* Avery, you love to run. You don't really watch where you're going, or plan out your path ahead of time. You simply throw your arms out and barrel ahead, full steam ahead, with your method of brakes simply being to crash into whatever's in your way. Makes for fun times. It will be a miracle if you make it to 3 without some major injury, but I'm trying to be optimistic. I've been buying more band-aids/antiseptic spray/gauze when I'm out and about and see it on sale. Something I never really thought to do when your bro was a reckless toddler, because no. Your brother did not barrel. He stepped lightly and carefully and with great method. A sort of game we play in the half hour before bedtime, when it's too dark to play outside like we normally would, is simply you (and sometimes Andrew) running full-speed between your father and I. We'll sit with our arms and legs open and waiting on opposite ends on the room and you'll run back and forth, shrieking and ecstatic. Your daddy will catch you and flail backwards, you'll scream with happiness, and he'll send you back to me. I'll catch you lightly and give you kisses and hugs and send you back to him. We each have our thing.
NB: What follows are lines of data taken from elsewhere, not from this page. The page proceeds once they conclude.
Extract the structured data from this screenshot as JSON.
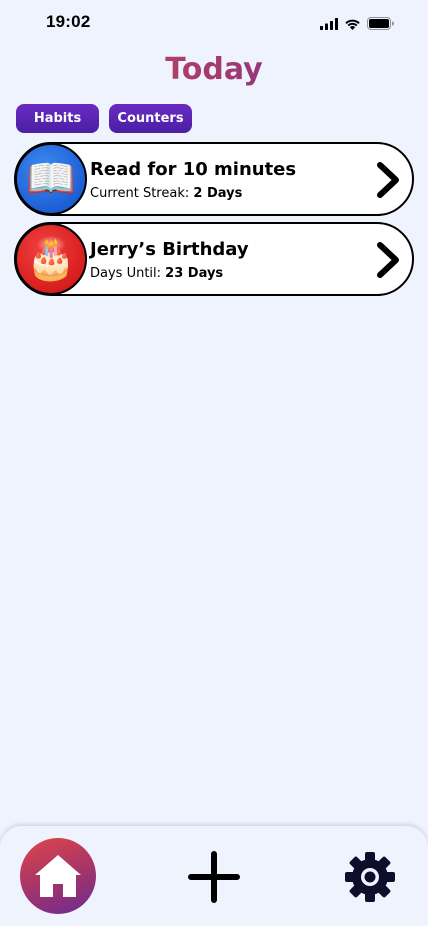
{
  "status_bar": {
    "time": "19:02",
    "icons": [
      "cellular-signal-icon",
      "wifi-icon",
      "battery-icon"
    ]
  },
  "page": {
    "title": "Today"
  },
  "filters": {
    "habits_label": "Habits",
    "counters_label": "Counters"
  },
  "items": [
    {
      "icon": "book-icon",
      "emoji": "📖",
      "icon_color": "#1d5fd6",
      "title": "Read for 10 minutes",
      "sub_label": "Current Streak:",
      "sub_value": "2 Days"
    },
    {
      "icon": "birthday-cake-icon",
      "emoji": "🎂",
      "icon_color": "#d81e1e",
      "title": "Jerry’s Birthday",
      "sub_label": "Days Until:",
      "sub_value": "23 Days"
    }
  ],
  "tab_bar": {
    "icons": [
      "home-icon",
      "plus-icon",
      "gear-icon"
    ]
  },
  "colors": {
    "background": "#eef3fd",
    "accent_purple": "#5a24b3",
    "title_gradient_start": "#d9534f",
    "title_gradient_end": "#6a2d9b"
  }
}
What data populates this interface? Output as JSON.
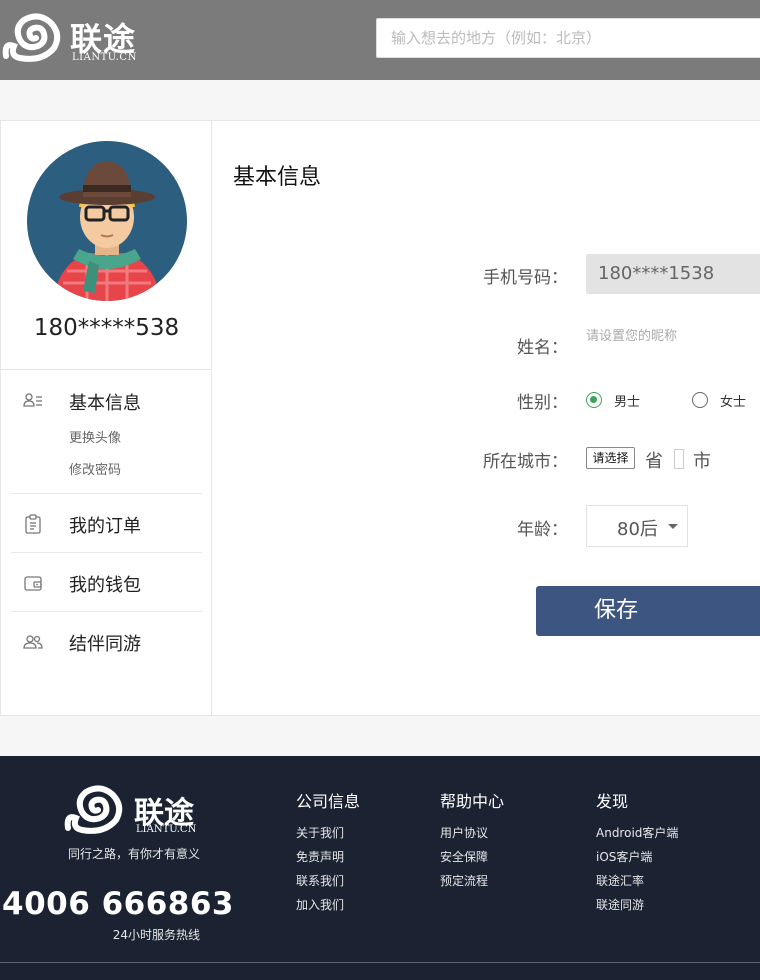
{
  "header": {
    "brand": "联途",
    "brand_sub": "LIANTU.CN",
    "search_placeholder": "输入想去的地方（例如：北京）"
  },
  "sidebar": {
    "username": "180*****538",
    "menu": [
      {
        "label": "基本信息",
        "icon": "user-list-icon"
      },
      {
        "label": "我的订单",
        "icon": "clipboard-icon"
      },
      {
        "label": "我的钱包",
        "icon": "wallet-icon"
      },
      {
        "label": "结伴同游",
        "icon": "users-icon"
      }
    ],
    "sublinks": [
      "更换头像",
      "修改密码"
    ]
  },
  "form": {
    "title": "基本信息",
    "phone_label": "手机号码：",
    "phone_value": "180****1538",
    "name_label": "姓名：",
    "name_placeholder": "请设置您的昵称",
    "gender_label": "性别：",
    "gender_male": "男士",
    "gender_female": "女士",
    "city_label": "所在城市：",
    "city_select": "请选择",
    "province": "省",
    "city": "市",
    "age_label": "年龄：",
    "age_value": "80后",
    "save_label": "保存"
  },
  "footer": {
    "brand": "联途",
    "brand_sub": "LIANTU.CN",
    "slogan": "同行之路，有你才有意义",
    "hotline": "4006 666863",
    "hotline_label": "24小时服务热线",
    "columns": [
      {
        "title": "公司信息",
        "links": [
          "关于我们",
          "免责声明",
          "联系我们",
          "加入我们"
        ]
      },
      {
        "title": "帮助中心",
        "links": [
          "用户协议",
          "安全保障",
          "预定流程"
        ]
      },
      {
        "title": "发现",
        "links": [
          "Android客户端",
          "iOS客户端",
          "联途汇率",
          "联途同游"
        ]
      }
    ]
  },
  "colors": {
    "header_bg": "#7b7b7b",
    "footer_bg": "#1b2333",
    "save_button": "#3c5581",
    "radio_active": "#3aa355"
  }
}
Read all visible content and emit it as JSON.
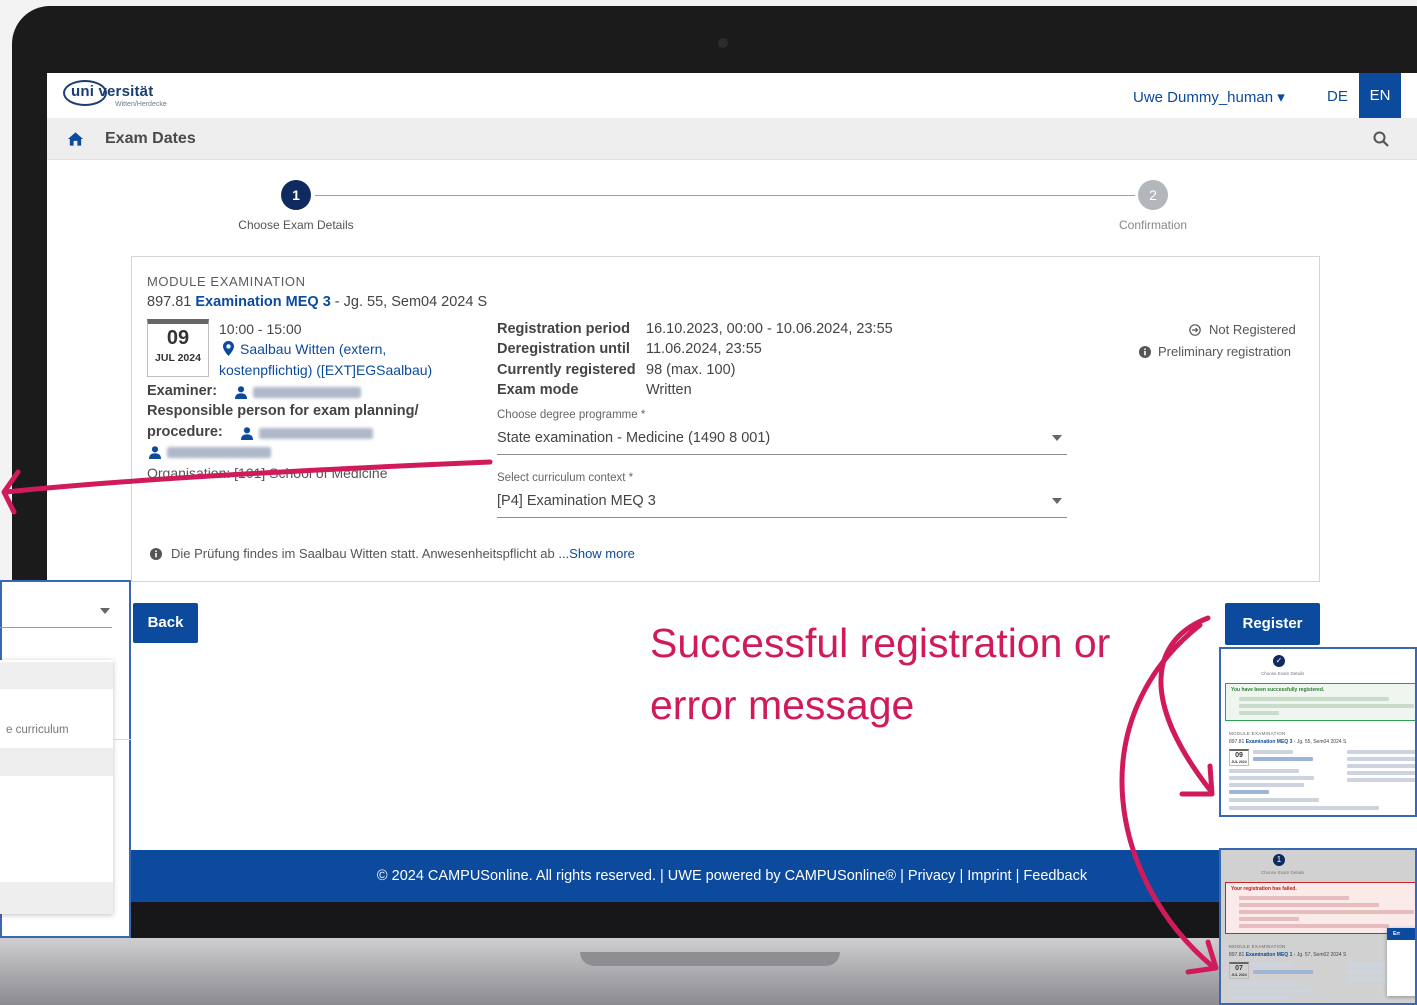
{
  "app": {
    "logo_text": "uni versität",
    "logo_sub": "Witten/Herdecke",
    "user_menu": "Uwe Dummy_human ▾",
    "lang_de": "DE",
    "lang_en": "EN"
  },
  "nav": {
    "title": "Exam Dates"
  },
  "stepper": {
    "step1_num": "1",
    "step1_label": "Choose Exam Details",
    "step2_num": "2",
    "step2_label": "Confirmation"
  },
  "exam": {
    "kind": "MODULE EXAMINATION",
    "number": "897.81",
    "title": "Examination MEQ 3",
    "suffix": " - Jg. 55, Sem04 2024 S",
    "day": "09",
    "month": "JUL 2024",
    "time": "10:00 - 15:00",
    "location_line1": "Saalbau Witten (extern,",
    "location_line2": "kostenpflichtig) ([EXT]EGSaalbau)",
    "examiner_label": "Examiner:",
    "responsible_label_1": "Responsible person for exam planning/",
    "responsible_label_2": "procedure:",
    "organisation_label": "Organisation:  [101] School of Medicine",
    "reg_period_label": "Registration period",
    "reg_period_value": "16.10.2023, 00:00 - 10.06.2024, 23:55",
    "dereg_label": "Deregistration until",
    "dereg_value": "11.06.2024, 23:55",
    "currently_label": "Currently registered",
    "currently_value": "98 (max. 100)",
    "mode_label": "Exam mode",
    "mode_value": "Written",
    "degree_label": "Choose degree programme *",
    "degree_value": "State examination - Medicine (1490 8 001)",
    "curriculum_label": "Select curriculum context *",
    "curriculum_value": "[P4]  Examination MEQ 3",
    "status_registered": "Not Registered",
    "status_preliminary": "Preliminary registration",
    "note_text": "Die Prüfung findes im Saalbau Witten statt.  Anwesenheitspflicht ab ",
    "note_more": "...Show more"
  },
  "buttons": {
    "back": "Back",
    "register": "Register"
  },
  "footer": {
    "text": "© 2024 CAMPUSonline. All rights reserved. | UWE powered by CAMPUSonline® | Privacy | Imprint | Feedback"
  },
  "overlay": {
    "left_panel_text": "e curriculum",
    "annotation_line1": "Successful registration or",
    "annotation_line2": "error message"
  },
  "thumb_success": {
    "step_label": "Choose Exam Details",
    "message": "You have been successfully registered.",
    "kind": "MODULE EXAMINATION",
    "title_num": "897.81",
    "title": "Examination MEQ 3",
    "title_suffix": " - Jg. 55, Sem04 2024 S",
    "day": "09",
    "month": "JUL 2024"
  },
  "thumb_error": {
    "step_label": "Choose Exam Details",
    "message": "Your registration has failed.",
    "kind": "MODULE EXAMINATION",
    "title_num": "897.81",
    "title": "Examination MEQ 1",
    "title_suffix": " - Jg. 57, Sem02 2024 S",
    "day": "07",
    "month": "JUL 2024",
    "dialog_label": "Err"
  },
  "colors": {
    "brand_blue": "#0b4a9c",
    "step_active": "#0f2a5e",
    "annotation": "#d01a5b"
  }
}
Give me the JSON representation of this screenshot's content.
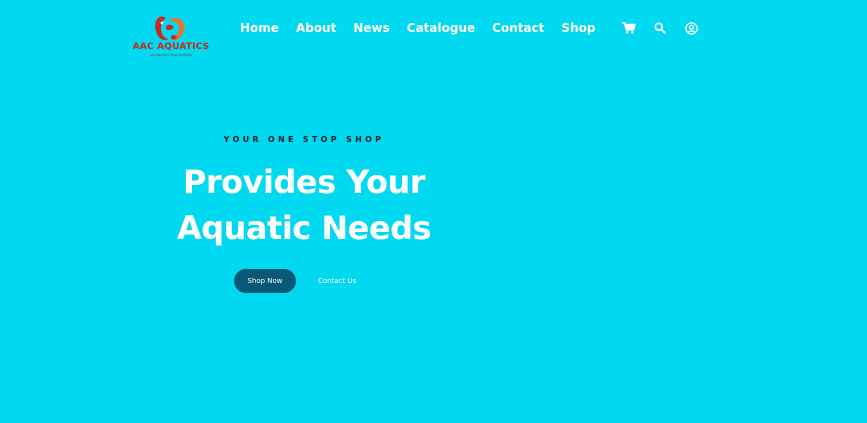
{
  "brand": {
    "name": "AAC AQUATICS",
    "tagline": "AQUARIUM & FISH SUPPLIES",
    "colors": {
      "primary": "#c62b1c",
      "secondary": "#e8752a"
    }
  },
  "nav": {
    "items": [
      {
        "label": "Home"
      },
      {
        "label": "About"
      },
      {
        "label": "News"
      },
      {
        "label": "Catalogue"
      },
      {
        "label": "Contact"
      },
      {
        "label": "Shop"
      }
    ],
    "icons": [
      "cart-icon",
      "search-icon",
      "user-account-icon"
    ]
  },
  "hero": {
    "eyebrow": "YOUR ONE STOP SHOP",
    "headline_line1": "Provides Your",
    "headline_line2": "Aquatic Needs",
    "primary_button": "Shop Now",
    "secondary_button": "Contact Us"
  },
  "theme": {
    "background": "#00d9ef",
    "button": "#0a5878",
    "text": "#ffffff",
    "eyebrow": "#101a2a"
  }
}
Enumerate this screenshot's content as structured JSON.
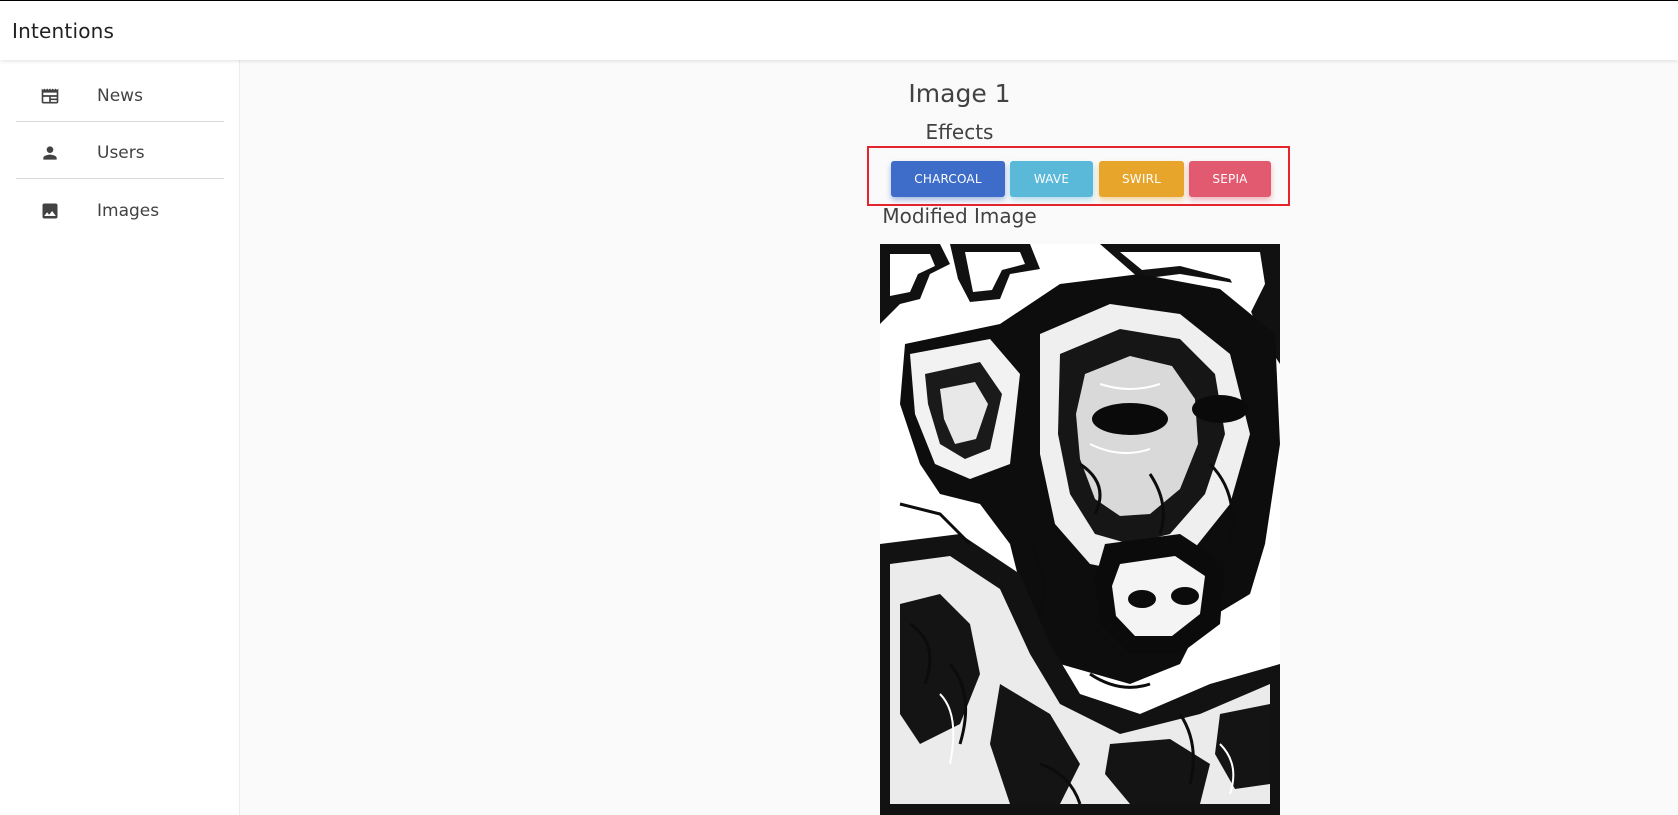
{
  "app": {
    "title": "Intentions"
  },
  "sidebar": {
    "items": [
      {
        "label": "News",
        "icon": "newspaper-icon"
      },
      {
        "label": "Users",
        "icon": "person-icon"
      },
      {
        "label": "Images",
        "icon": "image-icon"
      }
    ]
  },
  "main": {
    "image_title": "Image 1",
    "effects_title": "Effects",
    "buttons": {
      "charcoal": "CHARCOAL",
      "wave": "WAVE",
      "swirl": "SWIRL",
      "sepia": "SEPIA"
    },
    "modified_title": "Modified Image"
  },
  "colors": {
    "charcoal": "#3d6cc9",
    "wave": "#5ab8d8",
    "swirl": "#e8a52c",
    "sepia": "#e25a6f",
    "highlight": "#e5242b"
  }
}
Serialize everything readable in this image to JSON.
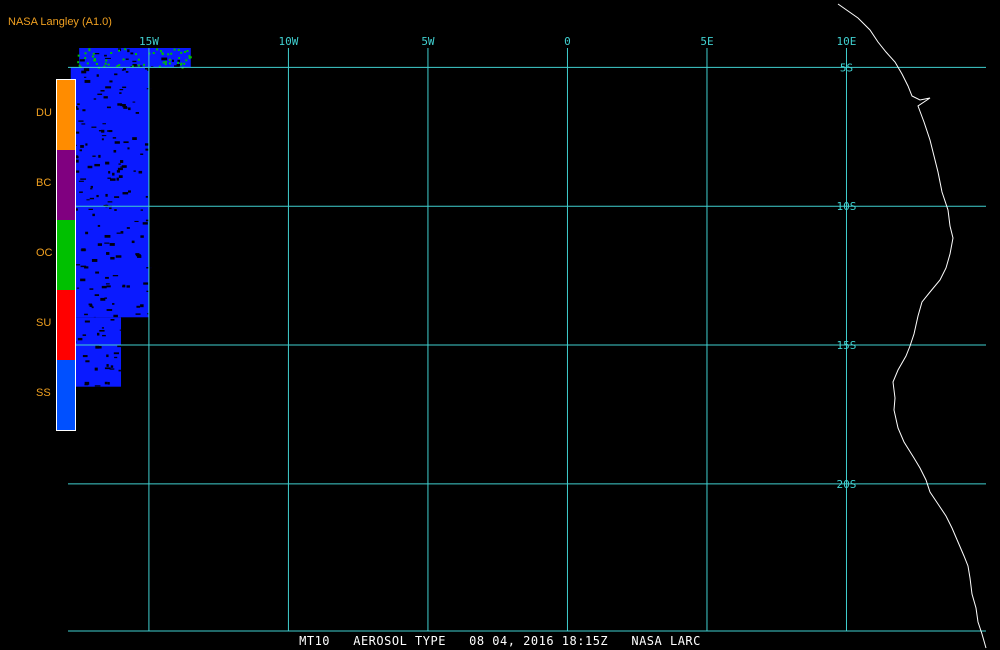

Your bro is usually playing Chutes & Ladders by himself (a current obsession) or building/flying Lego airplanes, until he comes and joins in on the chaos. So yeah. Life's good.

Thankful doesn't even scratch the surface.